GIVEN RECORDS: Begin

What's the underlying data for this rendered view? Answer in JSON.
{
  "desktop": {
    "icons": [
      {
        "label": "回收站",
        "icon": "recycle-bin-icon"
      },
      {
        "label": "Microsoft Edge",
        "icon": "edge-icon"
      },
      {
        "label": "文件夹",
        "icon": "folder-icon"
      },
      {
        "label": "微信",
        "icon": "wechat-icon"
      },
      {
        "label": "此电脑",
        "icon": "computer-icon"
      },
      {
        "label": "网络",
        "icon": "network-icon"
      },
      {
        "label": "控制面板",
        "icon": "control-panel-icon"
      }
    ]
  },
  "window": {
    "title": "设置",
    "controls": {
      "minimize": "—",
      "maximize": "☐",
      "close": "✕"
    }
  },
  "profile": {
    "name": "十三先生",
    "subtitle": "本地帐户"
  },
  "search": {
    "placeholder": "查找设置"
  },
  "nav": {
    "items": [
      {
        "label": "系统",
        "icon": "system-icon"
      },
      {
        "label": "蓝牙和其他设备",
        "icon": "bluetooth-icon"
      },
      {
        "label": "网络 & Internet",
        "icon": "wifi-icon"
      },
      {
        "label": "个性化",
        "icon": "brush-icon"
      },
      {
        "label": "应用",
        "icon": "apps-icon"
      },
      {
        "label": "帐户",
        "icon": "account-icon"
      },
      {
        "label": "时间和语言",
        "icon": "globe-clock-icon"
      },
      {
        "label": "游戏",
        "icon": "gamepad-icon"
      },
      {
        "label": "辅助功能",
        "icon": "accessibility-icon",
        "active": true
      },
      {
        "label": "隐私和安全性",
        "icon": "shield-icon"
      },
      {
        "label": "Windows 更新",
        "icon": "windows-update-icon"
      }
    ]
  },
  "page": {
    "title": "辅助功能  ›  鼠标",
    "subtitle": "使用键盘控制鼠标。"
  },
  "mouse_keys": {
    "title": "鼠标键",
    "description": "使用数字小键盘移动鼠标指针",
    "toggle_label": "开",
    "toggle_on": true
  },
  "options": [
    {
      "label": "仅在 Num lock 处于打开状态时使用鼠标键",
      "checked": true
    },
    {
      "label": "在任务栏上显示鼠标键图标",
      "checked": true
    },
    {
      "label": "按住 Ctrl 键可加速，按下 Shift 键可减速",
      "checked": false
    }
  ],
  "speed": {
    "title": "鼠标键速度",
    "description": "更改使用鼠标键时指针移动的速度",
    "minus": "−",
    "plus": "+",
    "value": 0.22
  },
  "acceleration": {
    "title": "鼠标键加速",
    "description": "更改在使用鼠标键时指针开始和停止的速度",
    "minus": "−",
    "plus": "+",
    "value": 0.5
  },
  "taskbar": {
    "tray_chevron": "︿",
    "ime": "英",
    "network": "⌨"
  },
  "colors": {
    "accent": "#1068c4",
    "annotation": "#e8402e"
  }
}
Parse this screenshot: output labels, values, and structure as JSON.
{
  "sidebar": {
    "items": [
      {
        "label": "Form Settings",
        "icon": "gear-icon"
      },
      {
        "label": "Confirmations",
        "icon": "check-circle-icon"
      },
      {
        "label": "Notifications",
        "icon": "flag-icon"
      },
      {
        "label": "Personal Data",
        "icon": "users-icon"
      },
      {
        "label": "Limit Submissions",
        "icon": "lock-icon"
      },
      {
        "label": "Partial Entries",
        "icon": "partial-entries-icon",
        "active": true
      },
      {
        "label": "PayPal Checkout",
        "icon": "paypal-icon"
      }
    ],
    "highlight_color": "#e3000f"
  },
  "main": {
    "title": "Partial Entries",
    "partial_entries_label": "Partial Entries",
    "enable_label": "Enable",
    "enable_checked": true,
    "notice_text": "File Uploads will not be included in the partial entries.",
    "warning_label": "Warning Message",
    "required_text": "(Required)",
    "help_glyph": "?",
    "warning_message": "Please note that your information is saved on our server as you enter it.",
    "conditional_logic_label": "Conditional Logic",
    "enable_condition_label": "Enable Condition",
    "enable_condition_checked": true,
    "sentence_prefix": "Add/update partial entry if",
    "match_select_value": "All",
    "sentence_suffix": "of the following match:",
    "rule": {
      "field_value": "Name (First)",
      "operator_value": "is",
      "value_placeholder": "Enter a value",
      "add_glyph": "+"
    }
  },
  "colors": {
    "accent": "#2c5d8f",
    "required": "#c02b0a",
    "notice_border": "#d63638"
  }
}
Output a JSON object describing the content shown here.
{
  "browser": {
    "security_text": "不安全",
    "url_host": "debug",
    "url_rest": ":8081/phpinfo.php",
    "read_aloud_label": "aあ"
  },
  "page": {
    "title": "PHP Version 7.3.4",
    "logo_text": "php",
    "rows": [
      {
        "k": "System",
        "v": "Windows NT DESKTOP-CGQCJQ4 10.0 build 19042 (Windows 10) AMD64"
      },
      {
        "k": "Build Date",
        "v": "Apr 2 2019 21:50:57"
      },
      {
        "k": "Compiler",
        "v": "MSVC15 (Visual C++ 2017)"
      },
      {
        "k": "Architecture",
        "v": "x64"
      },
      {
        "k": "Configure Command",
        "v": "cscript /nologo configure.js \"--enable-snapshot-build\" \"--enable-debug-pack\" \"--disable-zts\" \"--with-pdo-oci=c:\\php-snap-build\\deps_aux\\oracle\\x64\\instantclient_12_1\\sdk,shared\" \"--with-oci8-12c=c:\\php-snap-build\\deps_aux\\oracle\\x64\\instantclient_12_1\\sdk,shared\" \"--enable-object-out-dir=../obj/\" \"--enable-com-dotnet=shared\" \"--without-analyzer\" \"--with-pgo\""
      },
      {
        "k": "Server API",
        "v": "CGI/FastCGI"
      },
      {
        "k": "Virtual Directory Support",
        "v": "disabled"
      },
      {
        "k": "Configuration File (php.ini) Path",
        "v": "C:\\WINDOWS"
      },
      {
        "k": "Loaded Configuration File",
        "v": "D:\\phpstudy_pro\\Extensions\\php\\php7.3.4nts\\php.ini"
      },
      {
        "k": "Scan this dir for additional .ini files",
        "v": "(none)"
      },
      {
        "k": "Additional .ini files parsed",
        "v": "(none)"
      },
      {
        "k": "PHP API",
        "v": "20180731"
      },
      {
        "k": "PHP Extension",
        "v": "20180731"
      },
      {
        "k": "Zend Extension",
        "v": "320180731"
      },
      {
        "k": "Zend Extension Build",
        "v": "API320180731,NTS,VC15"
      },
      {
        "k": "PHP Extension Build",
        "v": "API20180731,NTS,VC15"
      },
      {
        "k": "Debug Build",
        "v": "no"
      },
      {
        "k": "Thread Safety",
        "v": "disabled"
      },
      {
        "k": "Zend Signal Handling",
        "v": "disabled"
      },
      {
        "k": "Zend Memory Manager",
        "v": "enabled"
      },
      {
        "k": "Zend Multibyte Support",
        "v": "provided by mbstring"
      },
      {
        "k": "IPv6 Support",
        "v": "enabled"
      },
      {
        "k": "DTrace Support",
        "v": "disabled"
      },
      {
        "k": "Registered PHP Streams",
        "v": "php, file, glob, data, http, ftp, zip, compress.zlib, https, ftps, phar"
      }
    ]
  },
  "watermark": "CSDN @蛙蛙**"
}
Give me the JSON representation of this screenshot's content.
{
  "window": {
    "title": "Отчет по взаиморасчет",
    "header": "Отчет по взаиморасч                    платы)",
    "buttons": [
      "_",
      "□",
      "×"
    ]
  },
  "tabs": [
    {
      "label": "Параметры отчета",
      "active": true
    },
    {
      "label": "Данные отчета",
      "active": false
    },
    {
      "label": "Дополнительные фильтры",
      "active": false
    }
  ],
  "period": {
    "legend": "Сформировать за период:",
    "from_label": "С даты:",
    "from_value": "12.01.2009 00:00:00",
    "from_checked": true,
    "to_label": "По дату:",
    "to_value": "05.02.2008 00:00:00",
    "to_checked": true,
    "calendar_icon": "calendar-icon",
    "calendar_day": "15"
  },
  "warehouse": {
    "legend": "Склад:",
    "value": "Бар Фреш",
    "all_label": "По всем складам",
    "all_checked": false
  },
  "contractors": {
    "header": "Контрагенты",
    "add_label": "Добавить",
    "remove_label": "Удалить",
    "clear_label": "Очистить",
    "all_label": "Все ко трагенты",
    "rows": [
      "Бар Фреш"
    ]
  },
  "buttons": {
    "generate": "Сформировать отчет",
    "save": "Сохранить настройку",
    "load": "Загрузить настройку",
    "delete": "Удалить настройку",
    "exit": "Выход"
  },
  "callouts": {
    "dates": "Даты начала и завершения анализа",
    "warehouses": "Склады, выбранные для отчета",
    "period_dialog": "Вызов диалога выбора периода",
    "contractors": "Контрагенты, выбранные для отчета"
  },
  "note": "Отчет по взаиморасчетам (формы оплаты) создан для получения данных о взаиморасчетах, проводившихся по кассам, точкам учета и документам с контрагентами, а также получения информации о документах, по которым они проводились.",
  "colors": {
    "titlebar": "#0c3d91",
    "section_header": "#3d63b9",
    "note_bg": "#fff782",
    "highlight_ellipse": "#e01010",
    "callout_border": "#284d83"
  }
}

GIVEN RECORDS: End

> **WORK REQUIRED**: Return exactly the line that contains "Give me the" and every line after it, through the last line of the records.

> **WRITTEN ANSWER**:
Give me the JSON representation of this screenshot's content.
{
  "window": {
    "title": "Отчет по взаиморасчет",
    "header": "Отчет по взаиморасч                    платы)",
    "buttons": [
      "_",
      "□",
      "×"
    ]
  },
  "tabs": [
    {
      "label": "Параметры отчета",
      "active": true
    },
    {
      "label": "Данные отчета",
      "active": false
    },
    {
      "label": "Дополнительные фильтры",
      "active": false
    }
  ],
  "period": {
    "legend": "Сформировать за период:",
    "from_label": "С даты:",
    "from_value": "12.01.2009 00:00:00",
    "from_checked": true,
    "to_label": "По дату:",
    "to_value": "05.02.2008 00:00:00",
    "to_checked": true,
    "calendar_icon": "calendar-icon",
    "calendar_day": "15"
  },
  "warehouse": {
    "legend": "Склад:",
    "value": "Бар Фреш",
    "all_label": "По всем складам",
    "all_checked": false
  },
  "contractors": {
    "header": "Контрагенты",
    "add_label": "Добавить",
    "remove_label": "Удалить",
    "clear_label": "Очистить",
    "all_label": "Все ко трагенты",
    "rows": [
      "Бар Фреш"
    ]
  },
  "buttons": {
    "generate": "Сформировать отчет",
    "save": "Сохранить настройку",
    "load": "Загрузить настройку",
    "delete": "Удалить настройку",
    "exit": "Выход"
  },
  "callouts": {
    "dates": "Даты начала и завершения анализа",
    "warehouses": "Склады, выбранные для отчета",
    "period_dialog": "Вызов диалога выбора периода",
    "contractors": "Контрагенты, выбранные для отчета"
  },
  "note": "Отчет по взаиморасчетам (формы оплаты) создан для получения данных о взаиморасчетах, проводившихся по кассам, точкам учета и документам с контрагентами, а также получения информации о документах, по которым они проводились.",
  "colors": {
    "titlebar": "#0c3d91",
    "section_header": "#3d63b9",
    "note_bg": "#fff782",
    "highlight_ellipse": "#e01010",
    "callout_border": "#284d83"
  }
}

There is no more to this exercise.